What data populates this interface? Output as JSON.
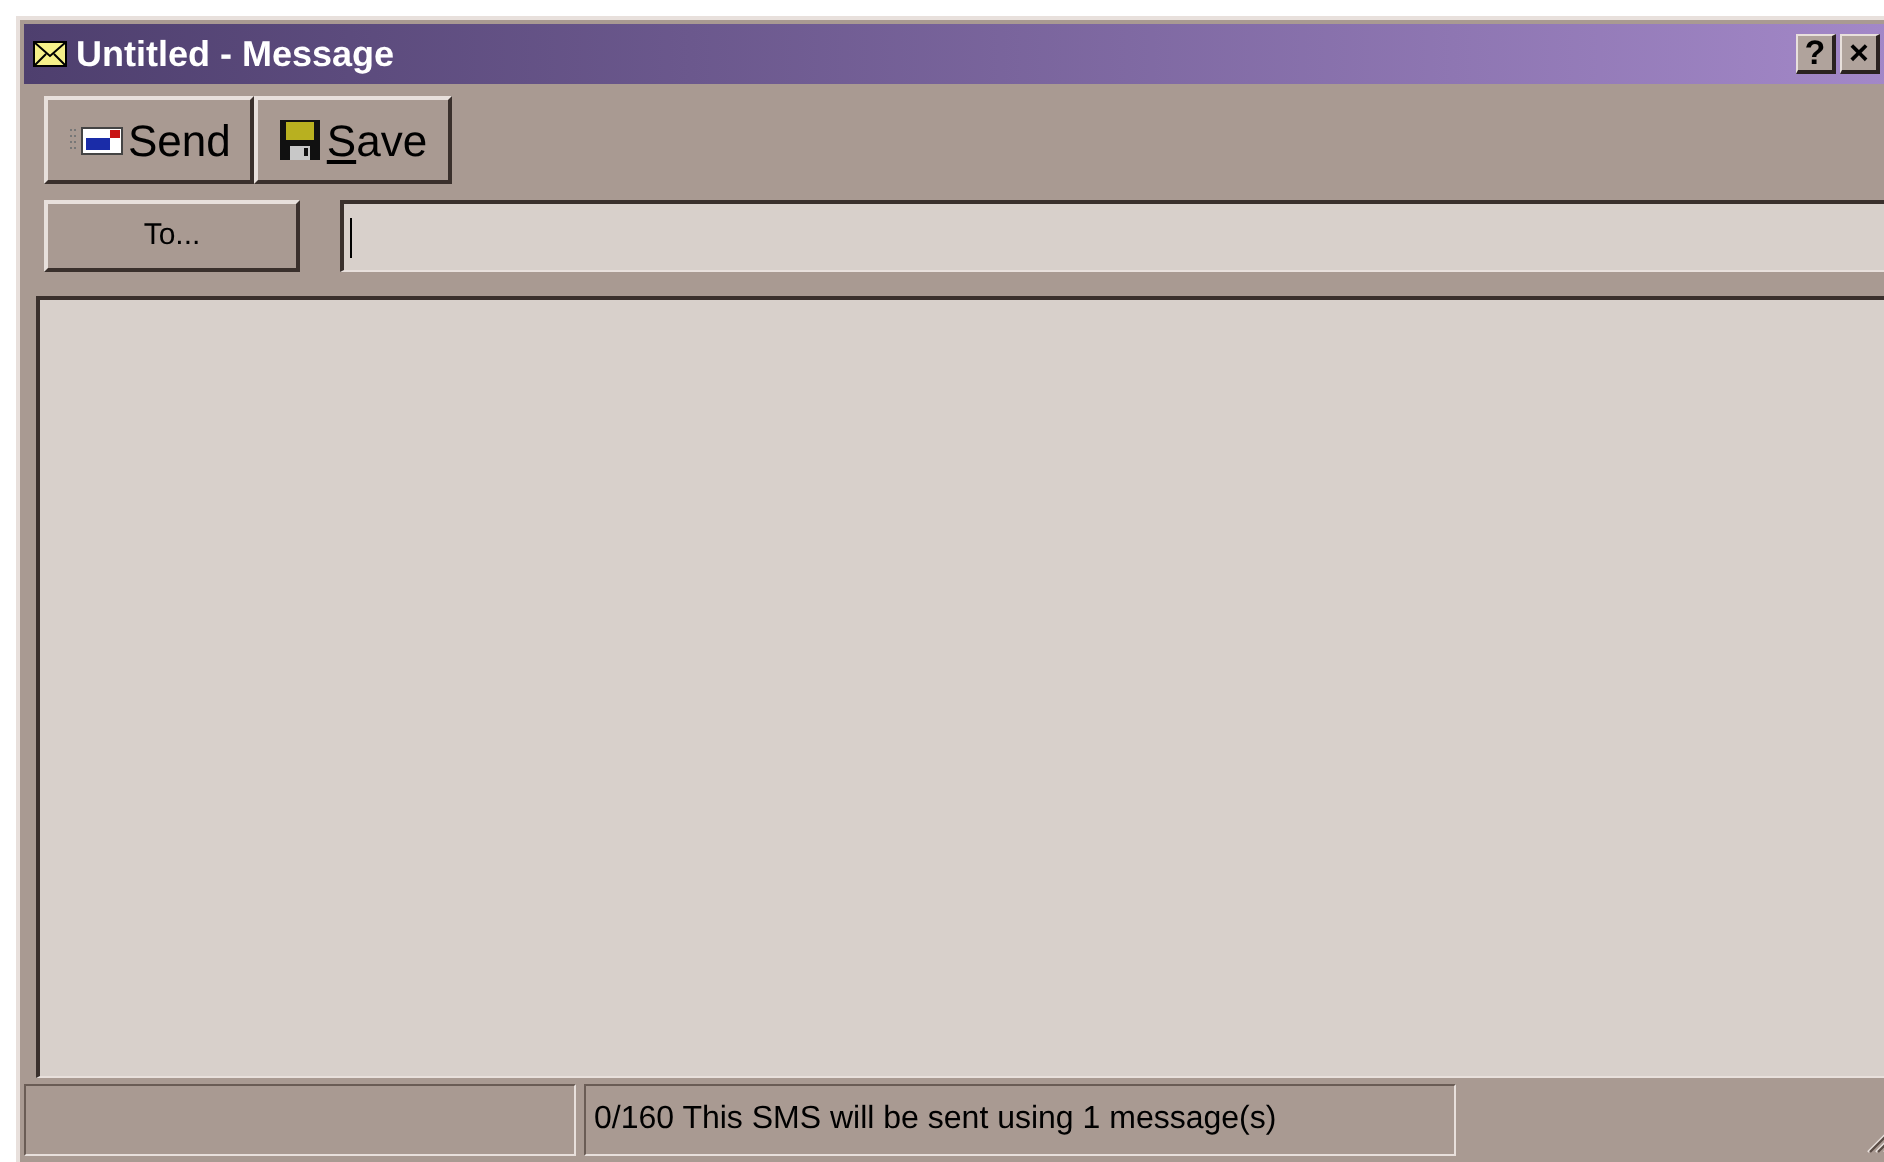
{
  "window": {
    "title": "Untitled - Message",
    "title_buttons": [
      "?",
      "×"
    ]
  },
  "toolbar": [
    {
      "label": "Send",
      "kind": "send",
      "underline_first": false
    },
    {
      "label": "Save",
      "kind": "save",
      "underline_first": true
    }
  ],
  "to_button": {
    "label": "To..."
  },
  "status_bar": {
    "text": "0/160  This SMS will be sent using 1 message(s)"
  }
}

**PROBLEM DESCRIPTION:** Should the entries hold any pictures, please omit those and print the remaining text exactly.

**RESPONSE AREA:**
What data populates this interface? Output as JSON.
{
  "window": {
    "title": "Untitled - Message",
    "title_buttons": [
      "?",
      "×"
    ]
  },
  "toolbar": [
    {
      "label": "Send",
      "kind": "send",
      "underline_first": false
    },
    {
      "label": "Save",
      "kind": "save",
      "underline_first": true
    }
  ],
  "to_button": {
    "label": "To..."
  },
  "status_bar": {
    "text": "0/160  This SMS will be sent using 1 message(s)"
  }
}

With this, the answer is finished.